ADB Supports Nepal's Drive to Bring Unregistered Citizens in from the Cold

MANILA, PHILIPPINES - A Government drive to increase the number of poor Nepalese with legal identity documents, which are required to gain access to essential benefits and services, is to receive support from the Asian Development Bank (ADB).

A $2 million grant from the ADB-administered Japan Fund for Poverty Reduction (JFPR) will fund awareness raising programs and intensive registration campaigns.

"The poor and vulnerable in Nepal have very little access to goods, resources, and opportunities such as social welfare benefits or free school textbooks, and one of the reasons for this is they don't have legal identity documents, such as birth, citizenship, migration, marriage, and death certificates," said Jogendra Ghimire, counsel at ADB's Office of the General Counsel.

It is estimated that at least 75% of Nepal's population do not have a birth certificate, and that between 3 million and 5 million people eligible citizens have not acquired citizenship.

An outdated and complex legislative framework, burdensome procedures, low awareness among Government officials and the general public, high registration costs, discrimination, and low capacity have all contributed to the lack of legal documentation among the poor.

The ADB project will be implemented over four years in the districts of Kathmandu, Jhapa, Ilam, Bhaktapur, Latitpur, Palpa, Rupandehi, Mustang, Kailali, and Dang. It will aim to provide birth certificates and other identity documents to at least 80% of residents in the target areas, and ensure individual details are logged in a computerized civil registration system able to be accessed by relevant Government departments. Registration training for civil servants and a public awareness campaign will also be conducted.

The JFPR was established by the Japanese Government and ADB in May 2000 to provide direct relief to the poorest and most vulnerable segments of society while building up their capacities for self-help and income generation.

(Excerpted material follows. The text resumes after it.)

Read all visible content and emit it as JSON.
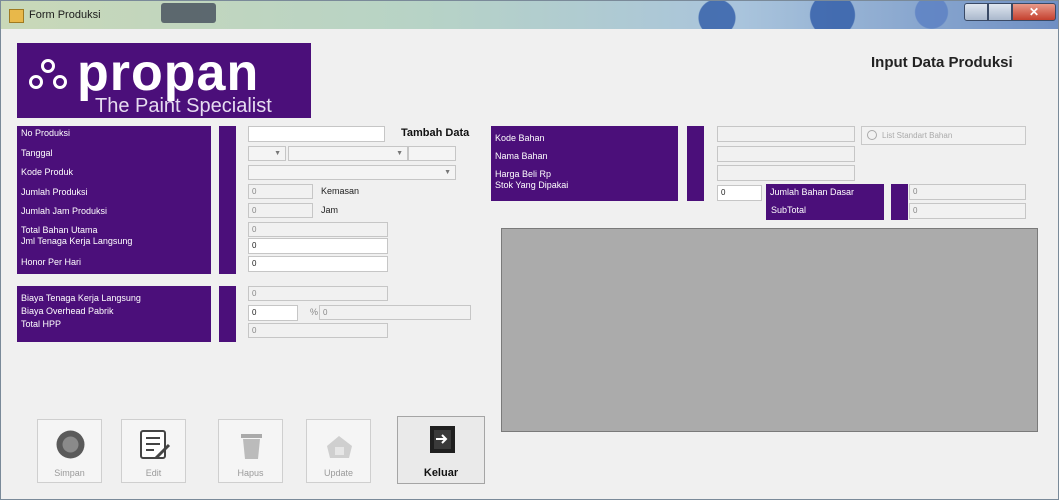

Tuesday, October 6, 2009

Doctors Calling for Health Insurance Reform

Doctors know as well as anyone that inaction on health insurance reform is no longer an option. They’ve seen first-hand what’s broken about our health care system; how, despite the fact that we spend twice as much as any industrialized nation, we aren’t any healthier for it. They’ve seen what happens when their patients’ coverage is retroactively canceled just when they need it most. The heartbreak a family endures when they can’t afford the care they need. Or the aftereffects of going too long without a regular checkup or screening. Doctors also spend far too much of their time running down forms and quibbling with insurance company bureaucrats, instead of caring for patients. One recent study found that the average physician spends 142 hours every year interacting with health plans, to the tune of $68,274 per physician per year.

For all these reasons, doctors joined President Obama at the White House this morning to join the push for health insurance reform.

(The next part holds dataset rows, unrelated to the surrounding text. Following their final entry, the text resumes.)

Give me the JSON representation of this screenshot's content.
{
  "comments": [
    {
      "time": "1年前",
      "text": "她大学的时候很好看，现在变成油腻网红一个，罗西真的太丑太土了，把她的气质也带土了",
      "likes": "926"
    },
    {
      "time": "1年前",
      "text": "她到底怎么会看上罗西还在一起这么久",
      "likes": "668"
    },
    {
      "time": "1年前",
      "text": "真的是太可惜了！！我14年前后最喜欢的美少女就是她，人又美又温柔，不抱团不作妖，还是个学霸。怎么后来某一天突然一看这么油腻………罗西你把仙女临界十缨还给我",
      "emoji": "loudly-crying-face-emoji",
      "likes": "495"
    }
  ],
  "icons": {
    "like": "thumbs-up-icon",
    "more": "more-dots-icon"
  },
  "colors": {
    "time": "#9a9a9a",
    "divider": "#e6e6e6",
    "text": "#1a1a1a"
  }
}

Over the past week, OFA has been organizing events for health insurance reform with doctors and nurses across the country. At a “Roundtable” event in Gainesville, FL, Dr. Rob Hatch said the health care status quo is unsustainable and unacceptable. Here’s his quote from an article in the Gainesville Sun:

"It's just inexcusable. It's absolutely inexcusable and we need to do something about it. One reason our health care is so bad is that we have so many uninsured people," Hatch said.

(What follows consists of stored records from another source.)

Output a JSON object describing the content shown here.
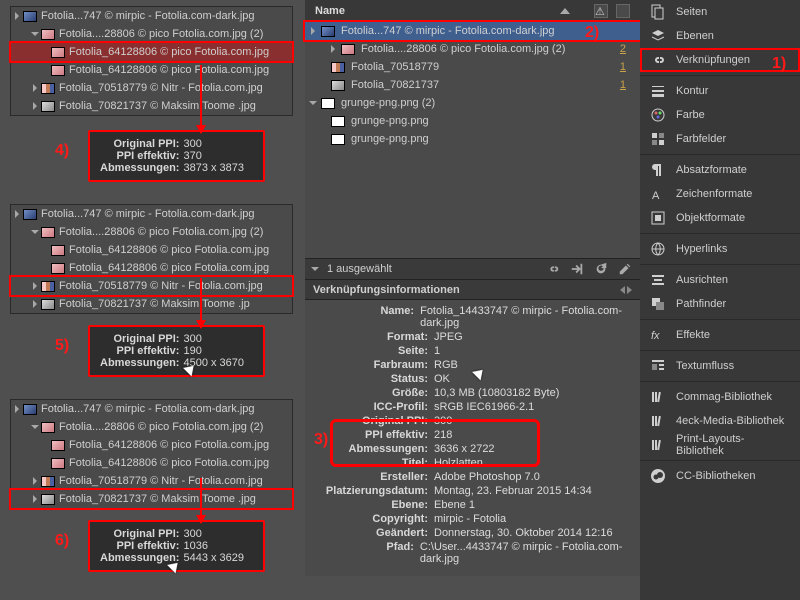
{
  "left": {
    "box1": {
      "rows": [
        {
          "t": "Fotolia...747 © mirpic - Fotolia.com-dark.jpg",
          "th": "blue",
          "disc": true
        },
        {
          "t": "Fotolia....28806 © pico Fotolia.com.jpg (2)",
          "th": "pink",
          "disc": true,
          "open": true,
          "child": true
        },
        {
          "t": "Fotolia_64128806 © pico Fotolia.com.jpg",
          "th": "pink",
          "child2": true,
          "sel": true
        },
        {
          "t": "Fotolia_64128806 © pico Fotolia.com.jpg",
          "th": "pink",
          "child2": true
        },
        {
          "t": "Fotolia_70518779 © Nitr - Fotolia.com.jpg",
          "th": "mix",
          "child": true,
          "disc": true
        },
        {
          "t": "Fotolia_70821737 © Maksim Toome .jpg",
          "th": "gray",
          "child": true,
          "disc": true
        }
      ],
      "tip": {
        "ppi": "300",
        "eff": "370",
        "dim": "3873 x 3873"
      },
      "num": "4)"
    },
    "box2": {
      "rows": [
        {
          "t": "Fotolia...747 © mirpic - Fotolia.com-dark.jpg",
          "th": "blue",
          "disc": true
        },
        {
          "t": "Fotolia....28806 © pico Fotolia.com.jpg (2)",
          "th": "pink",
          "disc": true,
          "open": true,
          "child": true
        },
        {
          "t": "Fotolia_64128806 © pico Fotolia.com.jpg",
          "th": "pink",
          "child2": true
        },
        {
          "t": "Fotolia_64128806 © pico Fotolia.com.jpg",
          "th": "pink",
          "child2": true
        },
        {
          "t": "Fotolia_70518779 © Nitr - Fotolia.com.jpg",
          "th": "mix",
          "child": true,
          "disc": true,
          "sel": true
        },
        {
          "t": "Fotolia_70821737 © Maksim Toome .jp",
          "th": "gray",
          "child": true,
          "disc": true
        }
      ],
      "tip": {
        "ppi": "300",
        "eff": "190",
        "dim": "4500 x 3670"
      },
      "num": "5)"
    },
    "box3": {
      "rows": [
        {
          "t": "Fotolia...747 © mirpic - Fotolia.com-dark.jpg",
          "th": "blue",
          "disc": true
        },
        {
          "t": "Fotolia....28806 © pico Fotolia.com.jpg (2)",
          "th": "pink",
          "disc": true,
          "open": true,
          "child": true
        },
        {
          "t": "Fotolia_64128806 © pico Fotolia.com.jpg",
          "th": "pink",
          "child2": true
        },
        {
          "t": "Fotolia_64128806 © pico Fotolia.com.jpg",
          "th": "pink",
          "child2": true
        },
        {
          "t": "Fotolia_70518779 © Nitr - Fotolia.com.jpg",
          "th": "mix",
          "child": true,
          "disc": true
        },
        {
          "t": "Fotolia_70821737 © Maksim Toome .jpg",
          "th": "gray",
          "child": true,
          "disc": true,
          "sel": true
        }
      ],
      "tip": {
        "ppi": "300",
        "eff": "1036",
        "dim": "5443 x 3629"
      },
      "num": "6)"
    },
    "labels": {
      "ppi": "Original PPI:",
      "eff": "PPI effektiv:",
      "dim": "Abmessungen:"
    }
  },
  "mid": {
    "header": "Name",
    "rows": [
      {
        "t": "Fotolia...747 © mirpic - Fotolia.com-dark.jpg",
        "th": "blue",
        "sel": true,
        "disc": true
      },
      {
        "t": "Fotolia....28806 © pico Fotolia.com.jpg (2)",
        "th": "pink",
        "disc": true,
        "child": true,
        "n": "2"
      },
      {
        "t": "Fotolia_70518779",
        "th": "mix",
        "child": true,
        "n": "1"
      },
      {
        "t": "Fotolia_70821737",
        "th": "gray",
        "child": true,
        "n": "1"
      },
      {
        "t": "grunge-png.png (2)",
        "th": "bw",
        "disc": true,
        "open": true
      },
      {
        "t": "grunge-png.png",
        "th": "bw",
        "child": true
      },
      {
        "t": "grunge-png.png",
        "th": "bw",
        "child": true
      }
    ],
    "status": "1 ausgewählt",
    "info_title": "Verknüpfungsinformationen",
    "info": [
      {
        "k": "Name:",
        "v": "Fotolia_14433747 © mirpic - Fotolia.com-dark.jpg"
      },
      {
        "k": "Format:",
        "v": "JPEG"
      },
      {
        "k": "Seite:",
        "v": "1"
      },
      {
        "k": "Farbraum:",
        "v": "RGB"
      },
      {
        "k": "Status:",
        "v": "OK"
      },
      {
        "k": "Größe:",
        "v": "10,3 MB (10803182 Byte)"
      },
      {
        "k": "ICC-Profil:",
        "v": "sRGB IEC61966-2.1"
      },
      {
        "k": "Original PPI:",
        "v": "300",
        "hl": true
      },
      {
        "k": "PPI effektiv:",
        "v": "218",
        "hl": true
      },
      {
        "k": "Abmessungen:",
        "v": "3636 x 2722",
        "hl": true
      },
      {
        "k": "Titel:",
        "v": "Holzlatten"
      },
      {
        "k": "Ersteller:",
        "v": "Adobe Photoshop 7.0"
      },
      {
        "k": "Platzierungsdatum:",
        "v": "Montag, 23. Februar 2015 14:34"
      },
      {
        "k": "Ebene:",
        "v": "Ebene 1"
      },
      {
        "k": "Copyright:",
        "v": "mirpic - Fotolia"
      },
      {
        "k": "Geändert:",
        "v": "Donnerstag, 30. Oktober 2014 12:16"
      },
      {
        "k": "Pfad:",
        "v": "C:\\User...4433747 © mirpic - Fotolia.com-dark.jpg"
      }
    ],
    "num2": "2)",
    "num3": "3)"
  },
  "right": {
    "items": [
      {
        "t": "Seiten",
        "i": "pages"
      },
      {
        "t": "Ebenen",
        "i": "layers"
      },
      {
        "t": "Verknüpfungen",
        "i": "links",
        "sel": true
      },
      {
        "sep": true
      },
      {
        "t": "Kontur",
        "i": "stroke"
      },
      {
        "t": "Farbe",
        "i": "color"
      },
      {
        "t": "Farbfelder",
        "i": "swatch"
      },
      {
        "sep": true
      },
      {
        "t": "Absatzformate",
        "i": "para"
      },
      {
        "t": "Zeichenformate",
        "i": "char"
      },
      {
        "t": "Objektformate",
        "i": "obj"
      },
      {
        "sep": true
      },
      {
        "t": "Hyperlinks",
        "i": "hyper"
      },
      {
        "sep": true
      },
      {
        "t": "Ausrichten",
        "i": "align"
      },
      {
        "t": "Pathfinder",
        "i": "path"
      },
      {
        "sep": true
      },
      {
        "t": "Effekte",
        "i": "fx"
      },
      {
        "sep": true
      },
      {
        "t": "Textumfluss",
        "i": "wrap"
      },
      {
        "sep": true
      },
      {
        "t": "Commag-Bibliothek",
        "i": "lib"
      },
      {
        "t": "4eck-Media-Bibliothek",
        "i": "lib"
      },
      {
        "t": "Print-Layouts-Bibliothek",
        "i": "lib"
      },
      {
        "sep": true
      },
      {
        "t": "CC-Bibliotheken",
        "i": "cc"
      }
    ],
    "num1": "1)"
  }
}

In Albany, Georgia, about half a dozen doctors are planning to make 40,000 calls for health insurance reform. They’re talking to locals about what reform will mean for them, answering questions, debunking rumors and asking them to call on their senators and representatives to support President Obama’s plan. Here’s an excerpt from the piece on WALB News:

"I was calling to discuss health care reform with you," said Dr. Tania Smith, of Prestige Pediatrics.

Public opinion over health care reform remains divided and now these south Georgia health care professionals are weighing in. They joined forces with Organizing for America to push reform now.

"Right now people are looking for answers, they're looking for the truth about health care reform and doctors are a great place to start," said Ken King, Organizing for America.

Pediatrician Tania Smith is on the front line of this debate. While critics worry the President's plan may take decisions away from doctors, she feels insurance companies are already doing that. "As the system is going now we have a lot of people who are medically ignorant making decisions and denying claims and making insurance populations where you don't have any wellness visits included in your plan," said Smith.

As part of our multi-pronged work with doctors, we recently launched an effort asking doctors to write and send “Letters to the Editor” to their local papers to make the case for reform. Have you written a LTE to your hometown paper?

Sunday, October 4, 2009

South Asian youth declaration on climate change

Read the declaration made by youth at the South Asian Youth Summit on Climate Change held on 6 September 2009 in Dhulikhel, Nepal. Youth express their concerns and are deeply perturbed by the impacts and causes of climate change on human and natural systems and reaffirm the fundamental relationship between human and natural systems. For details, click here.

SOURCE: [E-civicus] e-CIVICUS 455 14 September 2009

Saturday, October 3, 2009

Few pics of Indonesia Earthquake 2009 !!!